*Work task:* Whenever the string "Cookies" appears in a line below, please copy the line out.
::: Data to examine
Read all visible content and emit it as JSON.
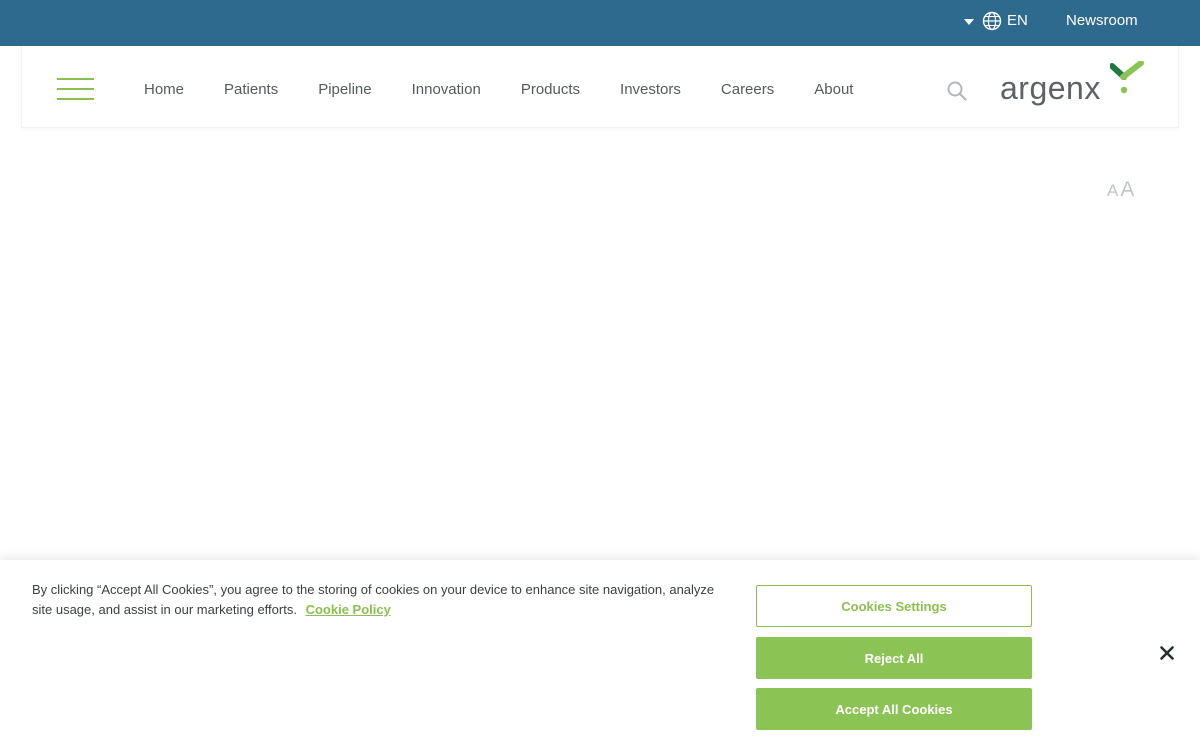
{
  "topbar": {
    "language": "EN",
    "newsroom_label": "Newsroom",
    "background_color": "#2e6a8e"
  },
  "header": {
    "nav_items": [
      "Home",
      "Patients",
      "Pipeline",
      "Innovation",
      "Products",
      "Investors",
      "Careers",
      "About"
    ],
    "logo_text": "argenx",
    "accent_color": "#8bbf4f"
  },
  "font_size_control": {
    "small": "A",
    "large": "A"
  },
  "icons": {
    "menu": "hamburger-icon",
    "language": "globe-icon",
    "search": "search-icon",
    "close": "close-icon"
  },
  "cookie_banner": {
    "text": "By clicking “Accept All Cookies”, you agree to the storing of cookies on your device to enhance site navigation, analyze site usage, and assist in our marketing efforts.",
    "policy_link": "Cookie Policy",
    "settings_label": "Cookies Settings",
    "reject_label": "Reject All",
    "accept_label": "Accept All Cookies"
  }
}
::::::
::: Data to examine
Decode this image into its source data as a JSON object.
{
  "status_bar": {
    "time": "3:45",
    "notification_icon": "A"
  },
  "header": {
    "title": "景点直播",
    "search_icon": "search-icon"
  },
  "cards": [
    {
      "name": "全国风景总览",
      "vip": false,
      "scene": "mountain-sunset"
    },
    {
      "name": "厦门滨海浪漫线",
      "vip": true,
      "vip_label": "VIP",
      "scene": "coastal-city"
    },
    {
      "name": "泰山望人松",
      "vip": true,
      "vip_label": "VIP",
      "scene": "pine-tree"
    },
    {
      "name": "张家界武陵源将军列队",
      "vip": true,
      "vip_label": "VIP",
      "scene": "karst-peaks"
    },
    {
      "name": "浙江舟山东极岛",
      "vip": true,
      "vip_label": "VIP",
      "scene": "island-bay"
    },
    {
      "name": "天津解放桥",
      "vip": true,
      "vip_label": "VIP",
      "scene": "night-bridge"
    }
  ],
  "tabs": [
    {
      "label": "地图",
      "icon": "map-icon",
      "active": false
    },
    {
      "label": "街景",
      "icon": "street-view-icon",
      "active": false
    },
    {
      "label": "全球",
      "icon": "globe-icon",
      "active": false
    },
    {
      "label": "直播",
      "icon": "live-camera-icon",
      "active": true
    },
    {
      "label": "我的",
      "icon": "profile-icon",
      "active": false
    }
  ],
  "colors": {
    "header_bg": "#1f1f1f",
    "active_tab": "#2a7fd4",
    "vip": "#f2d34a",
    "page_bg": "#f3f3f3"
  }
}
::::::
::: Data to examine
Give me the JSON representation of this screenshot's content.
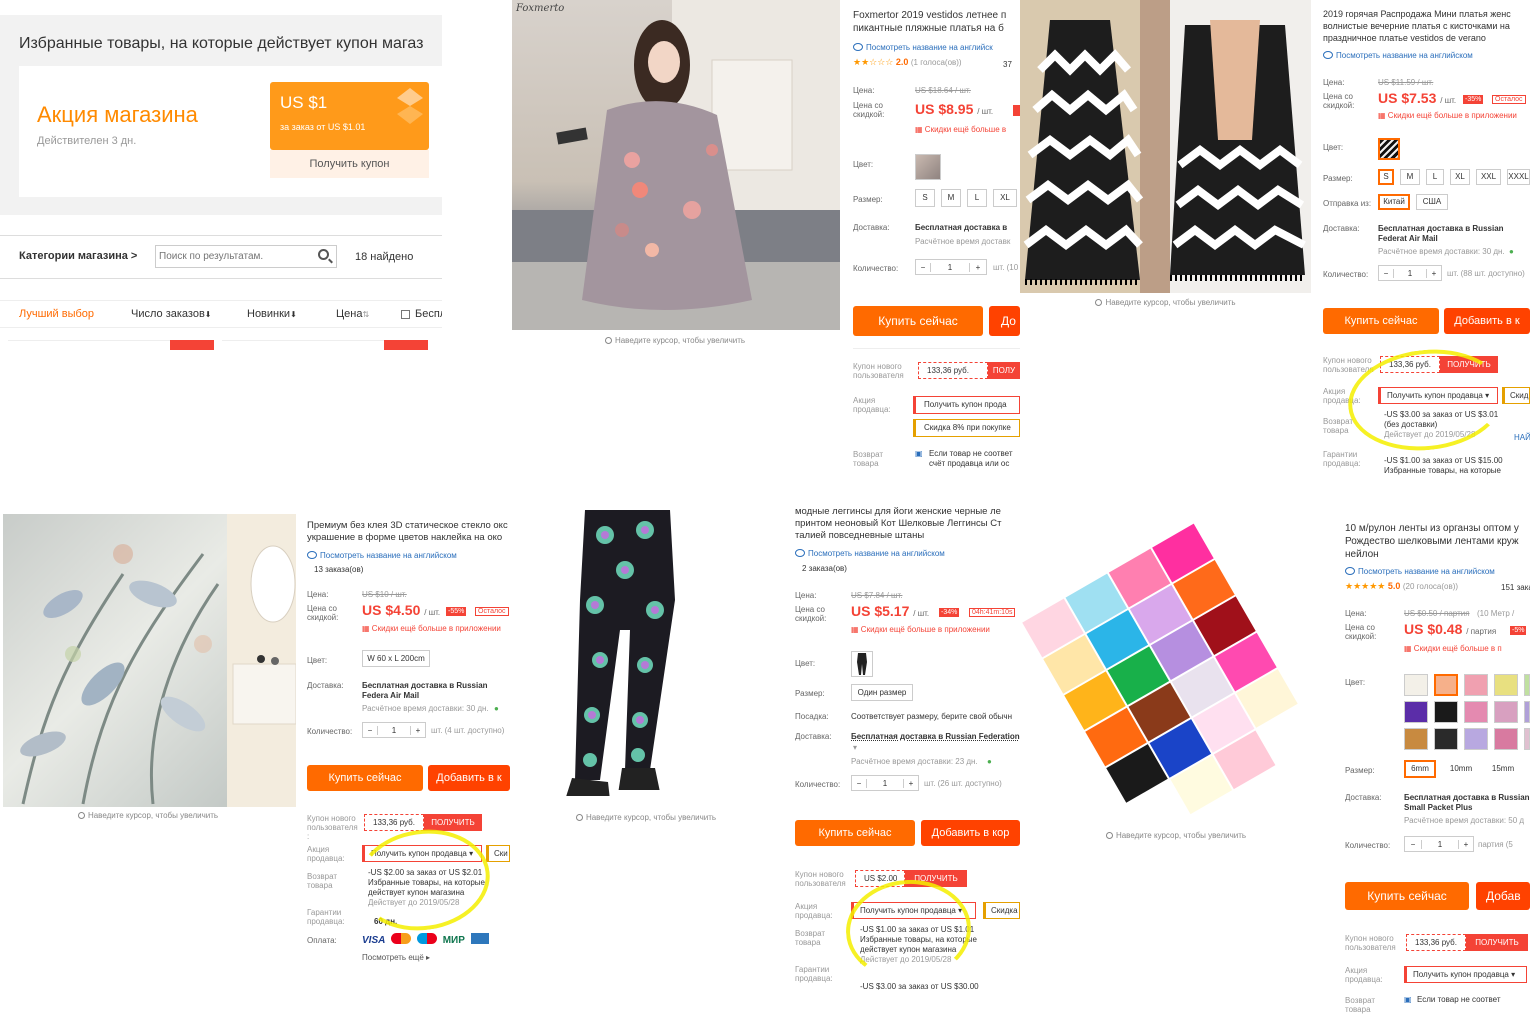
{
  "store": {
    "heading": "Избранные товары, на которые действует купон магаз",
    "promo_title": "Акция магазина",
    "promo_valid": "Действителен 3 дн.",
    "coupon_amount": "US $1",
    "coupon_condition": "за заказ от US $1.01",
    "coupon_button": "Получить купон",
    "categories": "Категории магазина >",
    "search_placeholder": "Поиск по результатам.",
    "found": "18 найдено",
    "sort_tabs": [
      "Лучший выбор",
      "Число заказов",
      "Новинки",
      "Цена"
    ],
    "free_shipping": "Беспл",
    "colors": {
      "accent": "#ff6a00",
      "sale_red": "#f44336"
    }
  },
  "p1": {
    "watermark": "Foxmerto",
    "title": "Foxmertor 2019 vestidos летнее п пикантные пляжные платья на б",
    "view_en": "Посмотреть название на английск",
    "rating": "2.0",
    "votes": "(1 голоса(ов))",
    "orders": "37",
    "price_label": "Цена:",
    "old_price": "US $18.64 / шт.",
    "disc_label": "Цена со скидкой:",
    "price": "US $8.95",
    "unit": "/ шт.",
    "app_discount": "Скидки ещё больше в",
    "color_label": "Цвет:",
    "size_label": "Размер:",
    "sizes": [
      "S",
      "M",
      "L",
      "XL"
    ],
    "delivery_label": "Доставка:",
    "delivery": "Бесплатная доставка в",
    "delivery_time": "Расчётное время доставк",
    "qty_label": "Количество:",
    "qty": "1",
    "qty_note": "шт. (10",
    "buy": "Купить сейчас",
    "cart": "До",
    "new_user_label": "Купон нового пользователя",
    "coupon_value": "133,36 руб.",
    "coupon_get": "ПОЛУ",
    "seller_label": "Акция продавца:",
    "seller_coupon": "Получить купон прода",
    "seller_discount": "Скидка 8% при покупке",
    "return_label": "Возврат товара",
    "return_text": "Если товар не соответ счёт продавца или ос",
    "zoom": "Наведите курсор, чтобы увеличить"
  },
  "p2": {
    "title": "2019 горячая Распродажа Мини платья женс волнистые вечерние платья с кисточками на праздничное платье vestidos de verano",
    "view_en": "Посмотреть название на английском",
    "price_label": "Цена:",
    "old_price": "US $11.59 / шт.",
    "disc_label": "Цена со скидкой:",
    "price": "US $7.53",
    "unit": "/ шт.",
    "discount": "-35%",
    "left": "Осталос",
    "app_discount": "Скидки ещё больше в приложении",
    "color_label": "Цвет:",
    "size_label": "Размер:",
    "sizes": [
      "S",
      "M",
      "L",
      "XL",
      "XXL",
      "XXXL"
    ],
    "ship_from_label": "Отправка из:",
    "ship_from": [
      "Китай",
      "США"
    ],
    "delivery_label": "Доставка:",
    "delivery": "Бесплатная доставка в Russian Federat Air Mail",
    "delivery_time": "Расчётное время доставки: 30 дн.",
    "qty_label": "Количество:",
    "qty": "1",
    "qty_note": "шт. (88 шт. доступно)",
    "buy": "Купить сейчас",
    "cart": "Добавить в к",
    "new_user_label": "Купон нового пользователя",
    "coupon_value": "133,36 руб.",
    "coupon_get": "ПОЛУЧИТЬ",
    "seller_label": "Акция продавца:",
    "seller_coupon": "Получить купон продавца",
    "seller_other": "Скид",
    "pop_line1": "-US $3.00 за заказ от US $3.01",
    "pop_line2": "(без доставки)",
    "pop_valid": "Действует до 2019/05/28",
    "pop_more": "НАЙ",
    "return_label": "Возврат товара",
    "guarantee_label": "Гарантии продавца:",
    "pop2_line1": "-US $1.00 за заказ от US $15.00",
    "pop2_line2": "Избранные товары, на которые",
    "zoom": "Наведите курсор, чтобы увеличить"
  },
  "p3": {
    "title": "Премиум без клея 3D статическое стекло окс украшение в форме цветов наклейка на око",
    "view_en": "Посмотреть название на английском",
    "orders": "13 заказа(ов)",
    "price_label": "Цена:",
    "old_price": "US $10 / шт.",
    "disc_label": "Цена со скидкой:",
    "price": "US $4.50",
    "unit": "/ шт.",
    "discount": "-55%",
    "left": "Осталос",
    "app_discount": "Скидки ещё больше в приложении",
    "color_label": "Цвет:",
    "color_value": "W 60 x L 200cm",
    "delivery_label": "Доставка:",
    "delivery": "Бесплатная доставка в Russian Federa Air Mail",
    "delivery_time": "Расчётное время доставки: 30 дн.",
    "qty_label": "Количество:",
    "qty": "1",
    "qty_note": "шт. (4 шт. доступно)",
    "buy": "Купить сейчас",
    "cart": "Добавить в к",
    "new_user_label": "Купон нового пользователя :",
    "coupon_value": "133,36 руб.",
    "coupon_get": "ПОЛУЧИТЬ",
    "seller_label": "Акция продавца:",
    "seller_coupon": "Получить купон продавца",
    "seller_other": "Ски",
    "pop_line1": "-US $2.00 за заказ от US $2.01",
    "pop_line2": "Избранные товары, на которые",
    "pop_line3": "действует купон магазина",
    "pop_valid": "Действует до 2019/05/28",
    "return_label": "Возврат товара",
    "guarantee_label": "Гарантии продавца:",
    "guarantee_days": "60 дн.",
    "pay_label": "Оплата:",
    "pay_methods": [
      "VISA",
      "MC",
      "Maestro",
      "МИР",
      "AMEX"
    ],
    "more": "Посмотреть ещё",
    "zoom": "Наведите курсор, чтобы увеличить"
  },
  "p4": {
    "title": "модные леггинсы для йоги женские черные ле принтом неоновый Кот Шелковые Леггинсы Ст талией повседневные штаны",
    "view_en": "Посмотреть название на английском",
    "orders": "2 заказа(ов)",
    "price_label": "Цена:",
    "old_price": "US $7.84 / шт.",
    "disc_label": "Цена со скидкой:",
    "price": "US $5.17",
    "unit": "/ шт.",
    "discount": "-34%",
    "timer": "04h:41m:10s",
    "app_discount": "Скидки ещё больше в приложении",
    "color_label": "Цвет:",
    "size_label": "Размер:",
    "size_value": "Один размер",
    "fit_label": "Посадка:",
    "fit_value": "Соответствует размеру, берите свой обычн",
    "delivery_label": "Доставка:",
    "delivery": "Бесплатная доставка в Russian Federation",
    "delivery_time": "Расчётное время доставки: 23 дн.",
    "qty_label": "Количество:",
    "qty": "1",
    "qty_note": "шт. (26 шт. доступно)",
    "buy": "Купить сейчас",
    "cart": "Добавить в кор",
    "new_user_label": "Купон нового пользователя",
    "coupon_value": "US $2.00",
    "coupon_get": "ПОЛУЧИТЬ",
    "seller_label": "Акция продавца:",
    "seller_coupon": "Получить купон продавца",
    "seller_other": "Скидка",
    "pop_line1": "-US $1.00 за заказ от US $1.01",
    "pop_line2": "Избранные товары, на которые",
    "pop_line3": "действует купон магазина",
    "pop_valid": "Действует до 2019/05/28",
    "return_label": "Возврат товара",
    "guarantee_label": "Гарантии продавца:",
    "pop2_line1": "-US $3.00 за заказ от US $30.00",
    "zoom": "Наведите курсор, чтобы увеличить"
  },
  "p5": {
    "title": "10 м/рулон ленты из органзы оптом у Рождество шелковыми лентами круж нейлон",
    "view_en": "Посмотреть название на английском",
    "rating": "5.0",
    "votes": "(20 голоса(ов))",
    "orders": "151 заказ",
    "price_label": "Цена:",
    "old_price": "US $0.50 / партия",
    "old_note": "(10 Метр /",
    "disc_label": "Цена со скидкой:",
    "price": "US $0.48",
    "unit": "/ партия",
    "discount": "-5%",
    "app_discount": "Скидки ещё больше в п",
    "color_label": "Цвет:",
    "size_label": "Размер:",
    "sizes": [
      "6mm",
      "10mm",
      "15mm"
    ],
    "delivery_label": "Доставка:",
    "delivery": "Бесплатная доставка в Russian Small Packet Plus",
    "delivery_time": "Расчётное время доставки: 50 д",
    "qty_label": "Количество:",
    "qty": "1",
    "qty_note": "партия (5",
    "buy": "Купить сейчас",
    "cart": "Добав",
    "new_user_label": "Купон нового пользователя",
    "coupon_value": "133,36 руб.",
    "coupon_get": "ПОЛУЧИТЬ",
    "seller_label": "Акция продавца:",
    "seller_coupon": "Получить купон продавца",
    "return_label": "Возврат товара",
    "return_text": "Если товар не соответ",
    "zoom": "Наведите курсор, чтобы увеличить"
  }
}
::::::
*Solution to this task:*
    "text": "By clicking “Accept All Cookies”, you agree to the storing of cookies on your device to enhance site navigation, analyze site usage, and assist in our marketing efforts.",
    "settings_label": "Cookies Settings",
    "accept_label": "Accept All Cookies"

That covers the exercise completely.